Definition of sociopath in English:

sociopath

Pronunciation: /ˈsəʊʃɪə(ʊ)paθ//ˈsəʊsɪə(ʊ)paθ/

noun

  • A person with a personality disorder manifesting itself in extreme antisocial attitudes and behaviour.

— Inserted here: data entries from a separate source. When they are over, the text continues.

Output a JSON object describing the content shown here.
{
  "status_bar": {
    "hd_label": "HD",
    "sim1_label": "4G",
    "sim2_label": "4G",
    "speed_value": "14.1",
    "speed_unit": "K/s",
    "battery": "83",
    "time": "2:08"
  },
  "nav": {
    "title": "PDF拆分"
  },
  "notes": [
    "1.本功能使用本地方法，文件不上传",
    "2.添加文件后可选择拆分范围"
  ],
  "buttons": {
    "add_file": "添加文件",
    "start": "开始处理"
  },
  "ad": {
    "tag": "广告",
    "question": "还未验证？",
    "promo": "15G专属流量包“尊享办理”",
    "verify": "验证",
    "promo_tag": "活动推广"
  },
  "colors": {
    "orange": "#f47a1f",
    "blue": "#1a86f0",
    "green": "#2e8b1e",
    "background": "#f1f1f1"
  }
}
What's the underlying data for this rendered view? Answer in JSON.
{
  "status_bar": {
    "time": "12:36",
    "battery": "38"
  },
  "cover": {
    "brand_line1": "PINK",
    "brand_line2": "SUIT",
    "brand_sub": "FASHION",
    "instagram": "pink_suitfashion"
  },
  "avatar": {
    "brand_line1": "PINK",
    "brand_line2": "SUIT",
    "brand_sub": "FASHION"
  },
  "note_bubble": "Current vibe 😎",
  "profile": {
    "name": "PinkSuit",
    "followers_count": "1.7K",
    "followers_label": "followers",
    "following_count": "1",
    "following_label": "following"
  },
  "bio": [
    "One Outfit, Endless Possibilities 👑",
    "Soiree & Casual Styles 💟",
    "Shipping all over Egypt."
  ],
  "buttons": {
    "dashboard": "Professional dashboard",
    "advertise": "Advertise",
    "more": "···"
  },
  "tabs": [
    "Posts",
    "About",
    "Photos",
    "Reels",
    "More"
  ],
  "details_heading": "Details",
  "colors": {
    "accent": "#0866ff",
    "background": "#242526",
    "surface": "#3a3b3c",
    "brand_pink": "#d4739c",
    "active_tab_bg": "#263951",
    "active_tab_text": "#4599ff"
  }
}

    • ‘Dramatic mental failures of this sort shade into failures of empathy, a deficit found in many sociopaths, who also show reduced function of the frontal cortices.’
    • ‘The complaint seems to be that the majority of the people leaving comments are negative creeps, violent sociopaths or people with no sense of decorum, politeness or appropriateness.’
    • ‘The Card Perseveration Task was developed by Siegel to assist in measuring pathology in sociopaths, specifically, the apparent inability to respond to punishment.’
    • ‘Franklin was a manipulative murderer and quite possibly a sociopath.’
    • ‘He or she may be a sociopath, a psychopath, or simply a good liar.’
    • ‘Even highly skilled mental health professionals are often fooled by sociopaths, and the narcissistic behavior they exhibit is extraordinarily effective in manipulating and controlling their victims.’
    • ‘While I'm well aware I have many mental issues, I know I can never be a sociopath because guilt and shame are my two oldest friends.’
    • ‘Psycopaths or sociopaths are not mad, they have personality disorders which cannot be cured as they are ingrained into a person's psyche.’
    • ‘No society has yet been able to free itself of sociopaths, extreme bigots, and aggressive personalities.’
    • ‘I have learned that these people are sociopaths with no thought whatsoever for what happens to other creatures.’
    • ‘Indeed, these very same people are the most vicious sociopaths when it comes to beating down, and destroying the careers of, talented people below them who they perceive as a threat.’
    • ‘I see ‘evil’ being the actions of a person who chooses to be a sociopath, someone who knows right and wrong and chooses wrong.’
    • ‘But the claim that some sociopaths are born does not preclude the possibility that some sociopaths are made.’
    • ‘Internet discussion groups at times appear to be founts of perspicacity and wisdom, at other times the ultimate refuge for sociopaths releasing years of pent-up frustration.’
    • ‘With the exception of sociopaths, who are expert liars, most people sound tense, their voices highly pitched, when they fib.’
    • ‘There's no universally agreed upon difference between the word sociopath and psychopath.’
    • ‘While the film is engrossing, its bleak message doesn't resonate for long because we've heard it before: society gets the homicidal sociopaths it deserves and there's plenty of blame to spread around.’
    • ‘The term antisocial personality is often used interchangeably with psychopath or sociopath and is connotative of many forms of deviant behavior.’
    • ‘Some people are clearly sociopaths while others are so delusional that it is clearly unfair to expect them to behave in a rational manner.’
    • ‘Professor Kets de Vries says the world can neatly be divided into three distinct behavioural groups: sociopaths, psychopaths and what he calls ‘normopaths’, or excessively normal people.’
    madman, madwoman, mad person, deranged person, maniac, lunatic, psychotic, sociopath
    View synonyms

Pronunciation:

sociopath

/ˈsəʊʃɪə(ʊ)paθ//ˈsəʊsɪə(ʊ)paθ/